ABOUT THIS TASK:
Could you copy every record exactly, leaving the pictures behind?

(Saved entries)
______

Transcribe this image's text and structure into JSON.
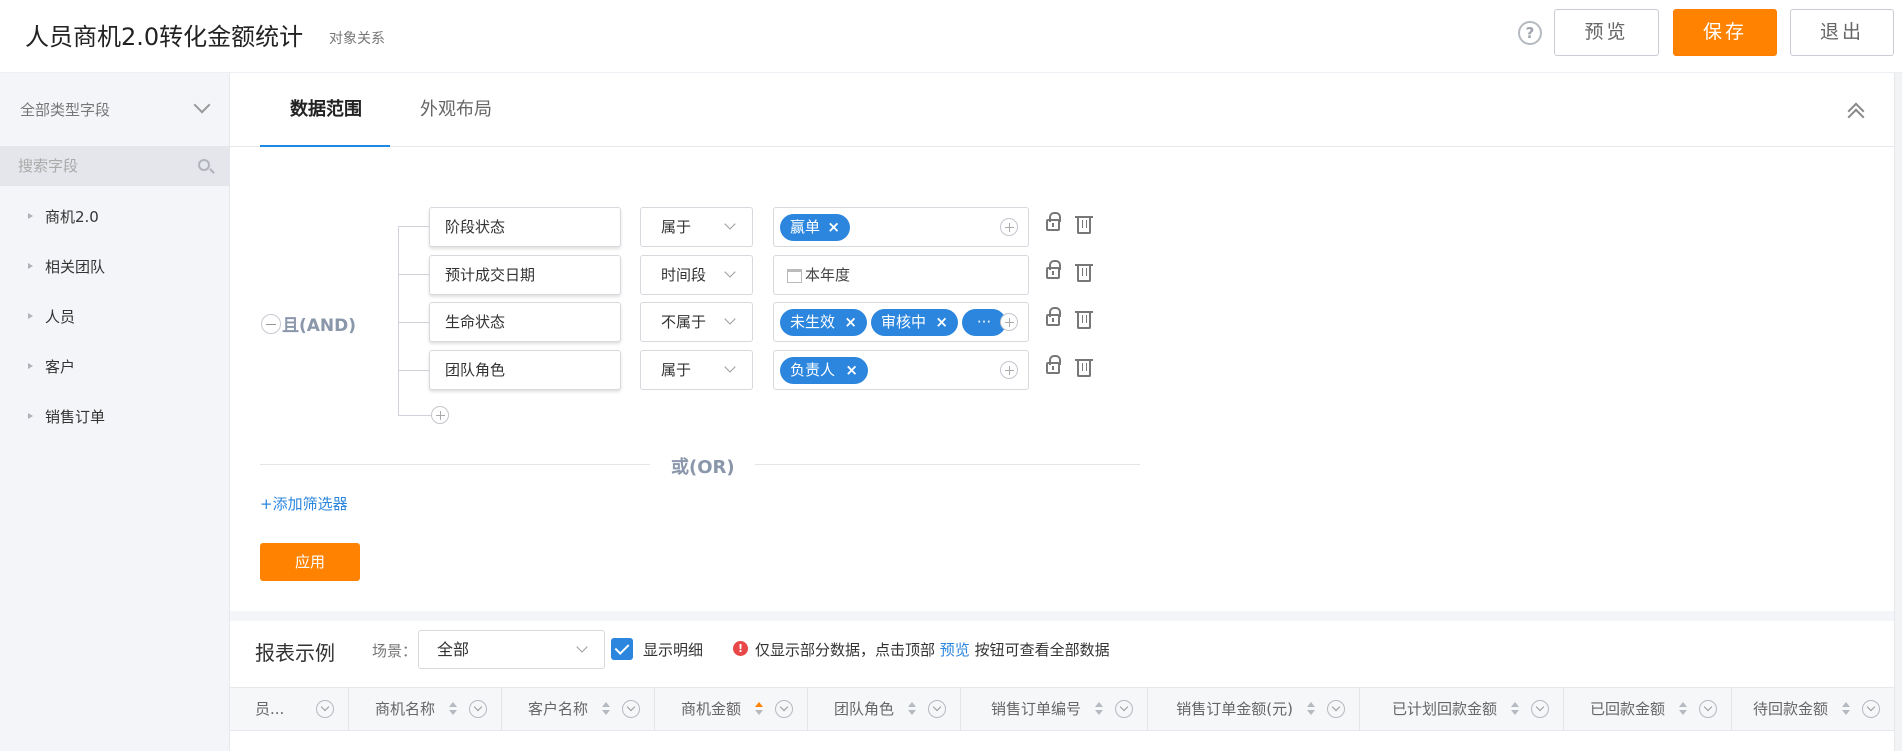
{
  "header": {
    "title": "人员商机2.0转化金额统计",
    "subtitle": "对象关系",
    "help_icon_text": "?",
    "preview_label": "预览",
    "save_label": "保存",
    "exit_label": "退出"
  },
  "sidebar": {
    "field_type_select": "全部类型字段",
    "search_placeholder": "搜索字段",
    "items": [
      {
        "label": "商机2.0"
      },
      {
        "label": "相关团队"
      },
      {
        "label": "人员"
      },
      {
        "label": "客户"
      },
      {
        "label": "销售订单"
      }
    ]
  },
  "tabs": [
    {
      "label": "数据范围",
      "active": true
    },
    {
      "label": "外观布局",
      "active": false
    }
  ],
  "filter": {
    "and_label": "且(AND)",
    "or_label": "或(OR)",
    "add_filter_label": "+添加筛选器",
    "apply_label": "应用",
    "conditions": [
      {
        "field": "阶段状态",
        "operator": "属于",
        "chips": [
          "赢单"
        ],
        "text": ""
      },
      {
        "field": "预计成交日期",
        "operator": "时间段",
        "chips": [],
        "text": "本年度"
      },
      {
        "field": "生命状态",
        "operator": "不属于",
        "chips": [
          "未生效",
          "审核中"
        ],
        "more": "···",
        "text": ""
      },
      {
        "field": "团队角色",
        "operator": "属于",
        "chips": [
          "负责人"
        ],
        "text": ""
      }
    ]
  },
  "report": {
    "title": "报表示例",
    "scene_label": "场景：",
    "scene_value": "全部",
    "show_detail_label": "显示明细",
    "show_detail_checked": true,
    "warn_icon_text": "!",
    "notice_before": "仅显示部分数据，点击顶部",
    "notice_link": "预览",
    "notice_after": "按钮可查看全部数据",
    "columns": [
      {
        "label": "员..."
      },
      {
        "label": "商机名称"
      },
      {
        "label": "客户名称"
      },
      {
        "label": "商机金额",
        "sorted": "asc"
      },
      {
        "label": "团队角色"
      },
      {
        "label": "销售订单编号"
      },
      {
        "label": "销售订单金额(元)"
      },
      {
        "label": "已计划回款金额"
      },
      {
        "label": "已回款金额"
      },
      {
        "label": "待回款金额"
      }
    ]
  },
  "colors": {
    "accent_orange": "#ff8200",
    "chip_blue": "#2c86de",
    "link_blue": "#2c86de",
    "warn_red": "#e84848"
  }
}
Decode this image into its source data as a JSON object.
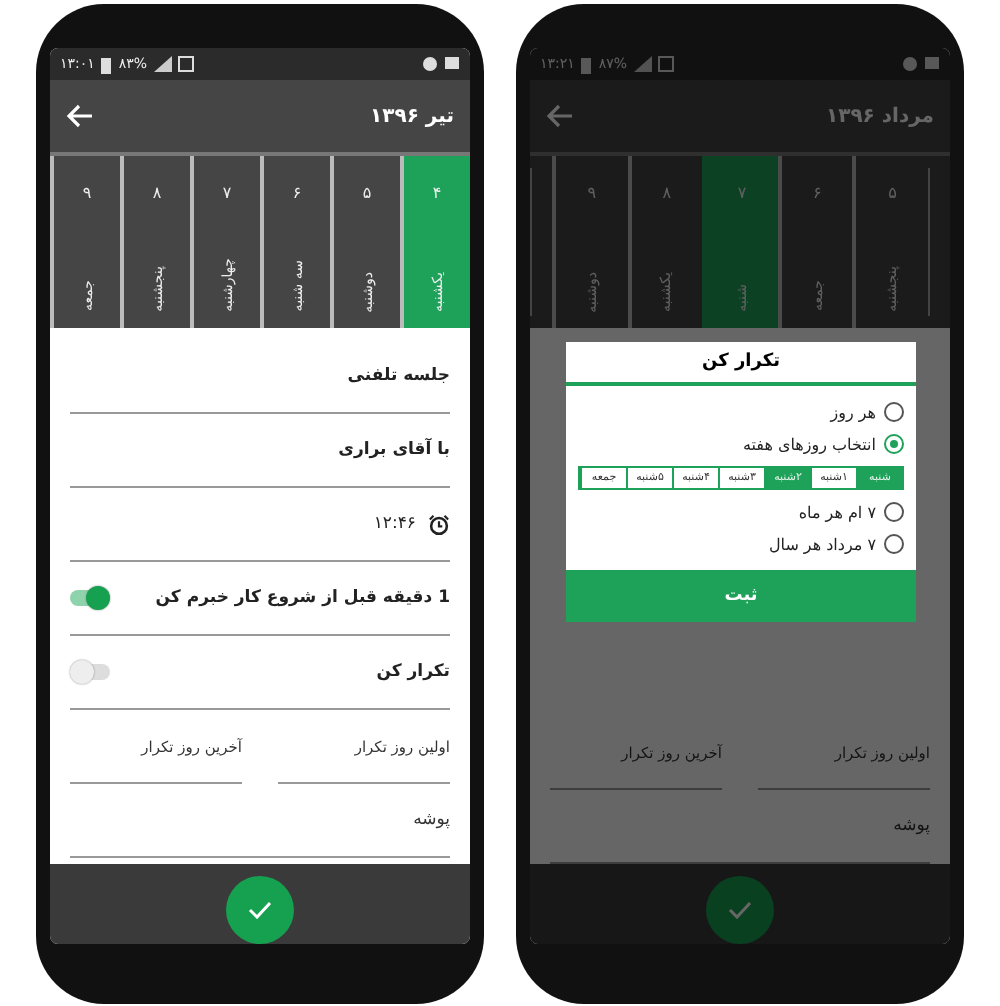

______

WRITTEN RESPONSE:
Transcribe this image's text and structure into JSON.
{
  "header": {
    "title": "人员商机2.0转化金额统计",
    "subtitle": "对象关系",
    "help_icon_text": "?",
    "preview_label": "预览",
    "save_label": "保存",
    "exit_label": "退出"
  },
  "sidebar": {
    "field_type_select": "全部类型字段",
    "search_placeholder": "搜索字段",
    "items": [
      {
        "label": "商机2.0"
      },
      {
        "label": "相关团队"
      },
      {
        "label": "人员"
      },
      {
        "label": "客户"
      },
      {
        "label": "销售订单"
      }
    ]
  },
  "tabs": [
    {
      "label": "数据范围",
      "active": true
    },
    {
      "label": "外观布局",
      "active": false
    }
  ],
  "filter": {
    "and_label": "且(AND)",
    "or_label": "或(OR)",
    "add_filter_label": "+添加筛选器",
    "apply_label": "应用",
    "conditions": [
      {
        "field": "阶段状态",
        "operator": "属于",
        "chips": [
          "赢单"
        ],
        "text": ""
      },
      {
        "field": "预计成交日期",
        "operator": "时间段",
        "chips": [],
        "text": "本年度"
      },
      {
        "field": "生命状态",
        "operator": "不属于",
        "chips": [
          "未生效",
          "审核中"
        ],
        "more": "···",
        "text": ""
      },
      {
        "field": "团队角色",
        "operator": "属于",
        "chips": [
          "负责人"
        ],
        "text": ""
      }
    ]
  },
  "report": {
    "title": "报表示例",
    "scene_label": "场景：",
    "scene_value": "全部",
    "show_detail_label": "显示明细",
    "show_detail_checked": true,
    "warn_icon_text": "!",
    "notice_before": "仅显示部分数据，点击顶部",
    "notice_link": "预览",
    "notice_after": "按钮可查看全部数据",
    "columns": [
      {
        "label": "员..."
      },
      {
        "label": "商机名称"
      },
      {
        "label": "客户名称"
      },
      {
        "label": "商机金额",
        "sorted": "asc"
      },
      {
        "label": "团队角色"
      },
      {
        "label": "销售订单编号"
      },
      {
        "label": "销售订单金额(元)"
      },
      {
        "label": "已计划回款金额"
      },
      {
        "label": "已回款金额"
      },
      {
        "label": "待回款金额"
      }
    ]
  },
  "colors": {
    "accent_orange": "#ff8200",
    "chip_blue": "#2c86de",
    "link_blue": "#2c86de",
    "warn_red": "#e84848"
  }
}
Decode this image into its source data as a JSON object.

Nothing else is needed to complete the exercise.